Work to complete:
Restate each line below word for word, skipping every picture.

Supplied material:
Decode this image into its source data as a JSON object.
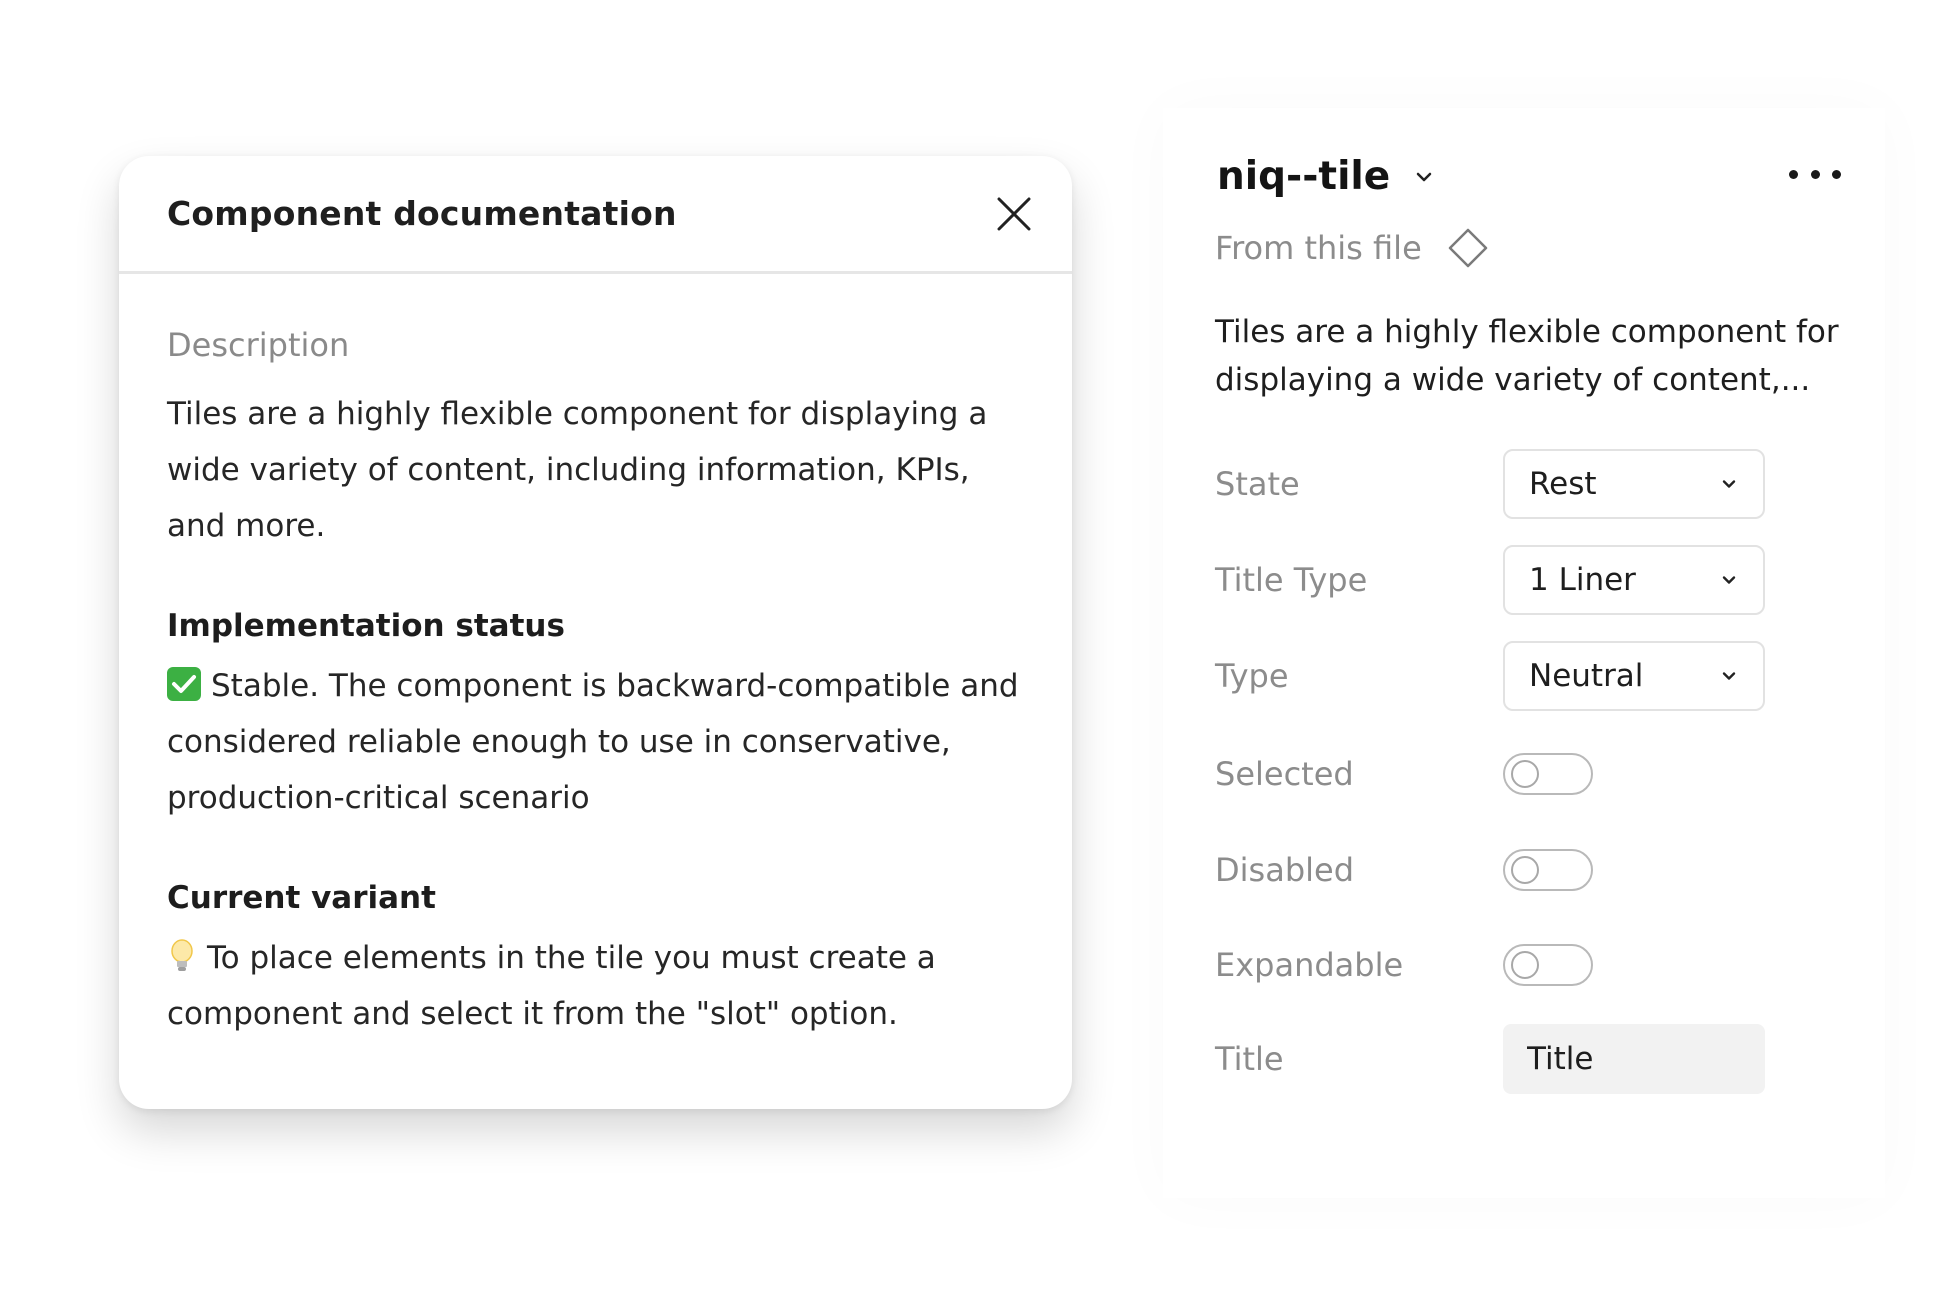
{
  "doc_popover": {
    "title": "Component documentation",
    "description_label": "Description",
    "description": "Tiles are a highly flexible component for displaying a wide variety of content, including information, KPIs, and more.",
    "implementation_heading": "Implementation status",
    "implementation_text": "Stable. The component is backward-compatible and considered reliable enough to use in conservative, production-critical scenario",
    "variant_heading": "Current variant",
    "variant_text": "To place elements in the tile you must create a component and select it from the \"slot\" option.",
    "icons": {
      "close": "close-icon",
      "status": "check-mark-emoji",
      "tip": "light-bulb-emoji"
    }
  },
  "panel": {
    "component_name": "niq--tile",
    "source": "From this file",
    "description": "Tiles are a highly flexible component for displaying a wide variety of content,...",
    "icons": {
      "name_dropdown": "chevron-down-icon",
      "more": "more-horizontal-icon",
      "source": "diamond-component-icon"
    },
    "props": {
      "state": {
        "label": "State",
        "value": "Rest"
      },
      "title_type": {
        "label": "Title Type",
        "value": "1 Liner"
      },
      "type": {
        "label": "Type",
        "value": "Neutral"
      },
      "selected": {
        "label": "Selected",
        "checked": false
      },
      "disabled": {
        "label": "Disabled",
        "checked": false
      },
      "expandable": {
        "label": "Expandable",
        "checked": false
      },
      "title": {
        "label": "Title",
        "value": "Title"
      }
    }
  },
  "colors": {
    "status_check": "#3cb043",
    "muted_text": "#8c8c8c",
    "input_bg": "#f2f2f2"
  }
}
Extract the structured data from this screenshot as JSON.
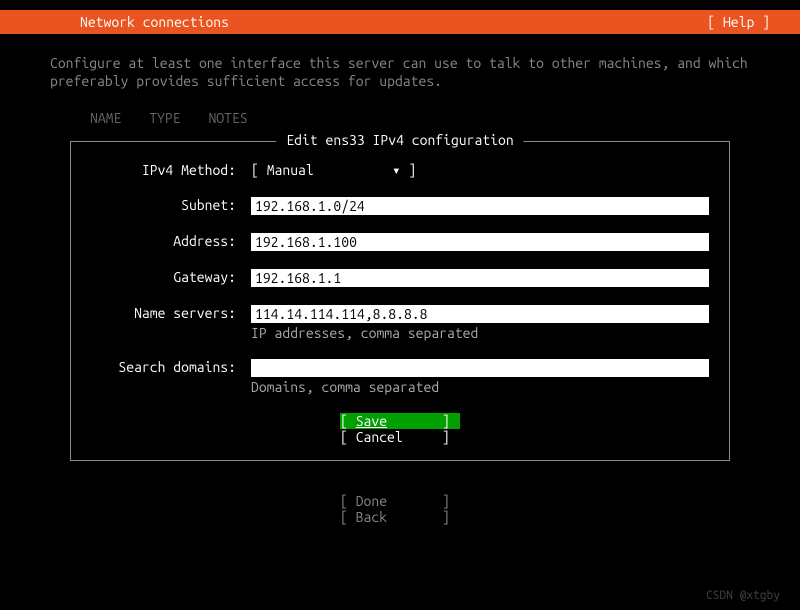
{
  "header": {
    "title": "Network connections",
    "help": "[ Help ]"
  },
  "description": "Configure at least one interface this server can use to talk to other machines, and which preferably provides sufficient access for updates.",
  "columns": {
    "name": "NAME",
    "type": "TYPE",
    "notes": "NOTES"
  },
  "box": {
    "title": "Edit ens33 IPv4 configuration",
    "method_label": "IPv4 Method:",
    "method_value": "Manual",
    "fields": {
      "subnet": {
        "label": "Subnet:",
        "value": "192.168.1.0/24"
      },
      "address": {
        "label": "Address:",
        "value": "192.168.1.100"
      },
      "gateway": {
        "label": "Gateway:",
        "value": "192.168.1.1"
      },
      "nameservers": {
        "label": "Name servers:",
        "value": "114.14.114.114,8.8.8.8",
        "hint": "IP addresses, comma separated"
      },
      "searchdomains": {
        "label": "Search domains:",
        "value": "",
        "hint": "Domains, comma separated"
      }
    },
    "save": "Save",
    "cancel": "Cancel"
  },
  "bottom": {
    "done": "Done",
    "back": "Back"
  },
  "watermark": "CSDN @xtgby"
}
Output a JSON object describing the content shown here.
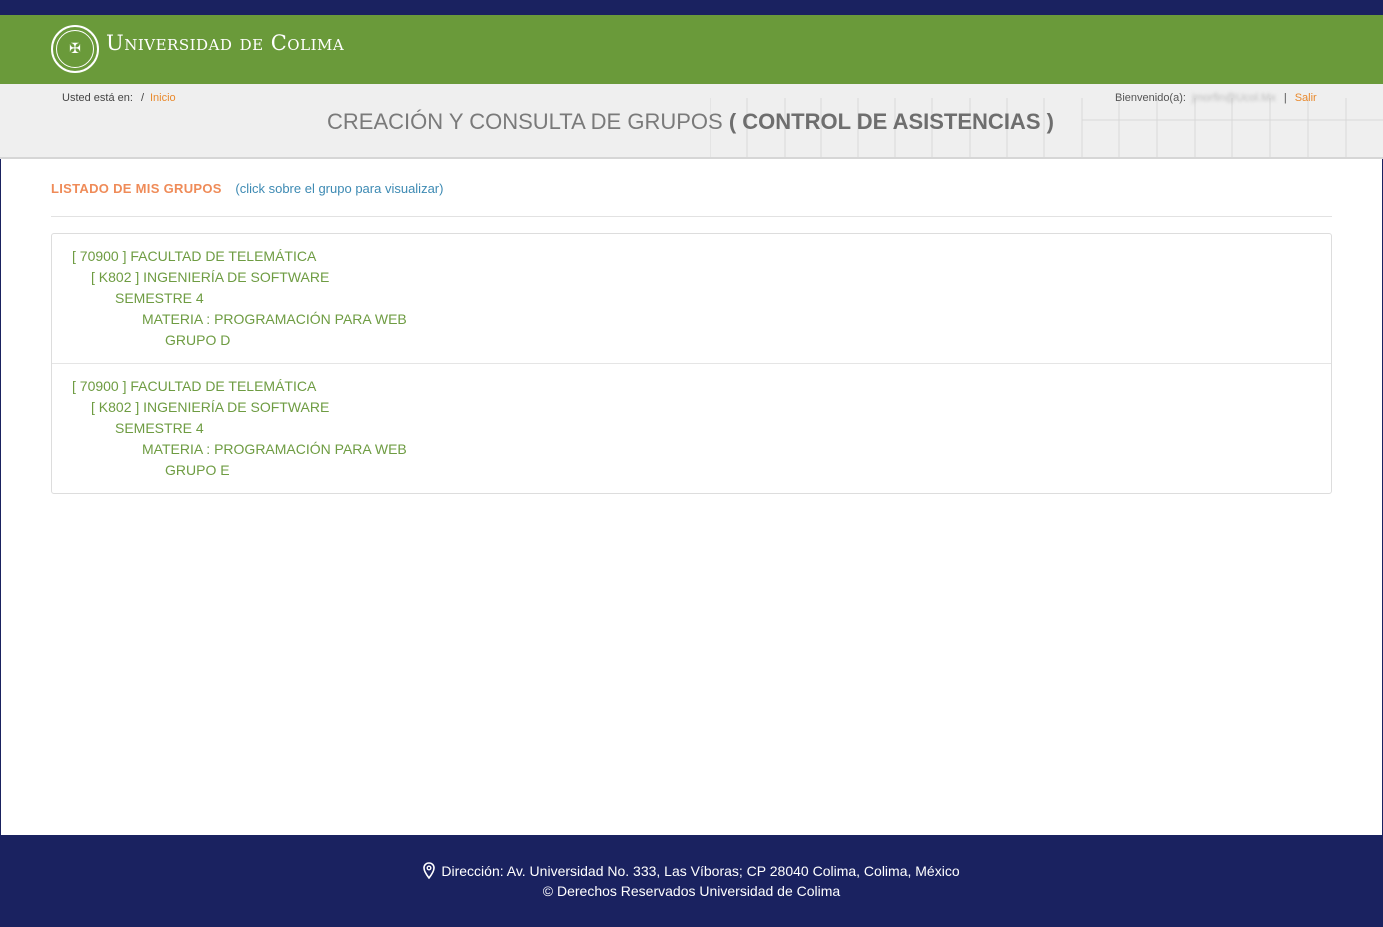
{
  "header": {
    "brand": "Universidad de Colima",
    "logo_icon": "university-crest-icon"
  },
  "subbar": {
    "breadcrumb_label": "Usted está en:",
    "breadcrumb_sep": "/",
    "breadcrumb_link": "Inicio",
    "welcome_label": "Bienvenido(a):",
    "welcome_user": "jmorfin@Ucol.Mx",
    "pipe": "|",
    "logout": "Salir",
    "title_main": "CREACIÓN Y CONSULTA DE GRUPOS",
    "title_strong": "( CONTROL DE ASISTENCIAS )"
  },
  "list": {
    "title": "LISTADO DE MIS GRUPOS",
    "hint": "(click sobre el grupo para visualizar)"
  },
  "groups": [
    {
      "faculty": "[ 70900 ] FACULTAD DE TELEMÁTICA",
      "program": "[ K802 ] INGENIERÍA DE SOFTWARE",
      "semester": "SEMESTRE 4",
      "subject": "MATERIA : PROGRAMACIÓN PARA WEB",
      "group": "GRUPO D"
    },
    {
      "faculty": "[ 70900 ] FACULTAD DE TELEMÁTICA",
      "program": "[ K802 ] INGENIERÍA DE SOFTWARE",
      "semester": "SEMESTRE 4",
      "subject": "MATERIA : PROGRAMACIÓN PARA WEB",
      "group": "GRUPO E"
    }
  ],
  "footer": {
    "address": "Dirección: Av. Universidad No. 333, Las Víboras; CP 28040 Colima, Colima, México",
    "copyright": "© Derechos Reservados Universidad de Colima",
    "pin_icon": "map-pin-icon"
  },
  "colors": {
    "navy": "#1a2260",
    "green": "#6a9a3a",
    "orange": "#e98a2e",
    "group_text": "#6e9c42"
  }
}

Task solution:
Decode this image into its source data as a JSON object.
{
  "doc_popover": {
    "title": "Component documentation",
    "description_label": "Description",
    "description": "Tiles are a highly flexible component for displaying a wide variety of content, including information, KPIs, and more.",
    "implementation_heading": "Implementation status",
    "implementation_text": "Stable. The component is backward-compatible and considered reliable enough to use in conservative, production-critical scenario",
    "variant_heading": "Current variant",
    "variant_text": "To place elements in the tile you must create a component and select it from the \"slot\" option.",
    "icons": {
      "close": "close-icon",
      "status": "check-mark-emoji",
      "tip": "light-bulb-emoji"
    }
  },
  "panel": {
    "component_name": "niq--tile",
    "source": "From this file",
    "description": "Tiles are a highly flexible component for displaying a wide variety of content,...",
    "icons": {
      "name_dropdown": "chevron-down-icon",
      "more": "more-horizontal-icon",
      "source": "diamond-component-icon"
    },
    "props": {
      "state": {
        "label": "State",
        "value": "Rest"
      },
      "title_type": {
        "label": "Title Type",
        "value": "1 Liner"
      },
      "type": {
        "label": "Type",
        "value": "Neutral"
      },
      "selected": {
        "label": "Selected",
        "checked": false
      },
      "disabled": {
        "label": "Disabled",
        "checked": false
      },
      "expandable": {
        "label": "Expandable",
        "checked": false
      },
      "title": {
        "label": "Title",
        "value": "Title"
      }
    }
  },
  "colors": {
    "status_check": "#3cb043",
    "muted_text": "#8c8c8c",
    "input_bg": "#f2f2f2"
  }
}
Extract the structured data from this screenshot as JSON.
{
  "header": {
    "title": "Network connections",
    "help": "[ Help ]"
  },
  "description": "Configure at least one interface this server can use to talk to other machines, and which preferably provides sufficient access for updates.",
  "columns": {
    "name": "NAME",
    "type": "TYPE",
    "notes": "NOTES"
  },
  "box": {
    "title": "Edit ens33 IPv4 configuration",
    "method_label": "IPv4 Method:",
    "method_value": "Manual",
    "fields": {
      "subnet": {
        "label": "Subnet:",
        "value": "192.168.1.0/24"
      },
      "address": {
        "label": "Address:",
        "value": "192.168.1.100"
      },
      "gateway": {
        "label": "Gateway:",
        "value": "192.168.1.1"
      },
      "nameservers": {
        "label": "Name servers:",
        "value": "114.14.114.114,8.8.8.8",
        "hint": "IP addresses, comma separated"
      },
      "searchdomains": {
        "label": "Search domains:",
        "value": "",
        "hint": "Domains, comma separated"
      }
    },
    "save": "Save",
    "cancel": "Cancel"
  },
  "bottom": {
    "done": "Done",
    "back": "Back"
  },
  "watermark": "CSDN @xtgby"
}
Output a JSON object describing the content shown here.
{
  "header": {
    "brand": "Universidad de Colima",
    "logo_icon": "university-crest-icon"
  },
  "subbar": {
    "breadcrumb_label": "Usted está en:",
    "breadcrumb_sep": "/",
    "breadcrumb_link": "Inicio",
    "welcome_label": "Bienvenido(a):",
    "welcome_user": "jmorfin@Ucol.Mx",
    "pipe": "|",
    "logout": "Salir",
    "title_main": "CREACIÓN Y CONSULTA DE GRUPOS",
    "title_strong": "( CONTROL DE ASISTENCIAS )"
  },
  "list": {
    "title": "LISTADO DE MIS GRUPOS",
    "hint": "(click sobre el grupo para visualizar)"
  },
  "groups": [
    {
      "faculty": "[ 70900 ] FACULTAD DE TELEMÁTICA",
      "program": "[ K802 ] INGENIERÍA DE SOFTWARE",
      "semester": "SEMESTRE 4",
      "subject": "MATERIA : PROGRAMACIÓN PARA WEB",
      "group": "GRUPO D"
    },
    {
      "faculty": "[ 70900 ] FACULTAD DE TELEMÁTICA",
      "program": "[ K802 ] INGENIERÍA DE SOFTWARE",
      "semester": "SEMESTRE 4",
      "subject": "MATERIA : PROGRAMACIÓN PARA WEB",
      "group": "GRUPO E"
    }
  ],
  "footer": {
    "address": "Dirección: Av. Universidad No. 333, Las Víboras; CP 28040 Colima, Colima, México",
    "copyright": "© Derechos Reservados Universidad de Colima",
    "pin_icon": "map-pin-icon"
  },
  "colors": {
    "navy": "#1a2260",
    "green": "#6a9a3a",
    "orange": "#e98a2e",
    "group_text": "#6e9c42"
  }
}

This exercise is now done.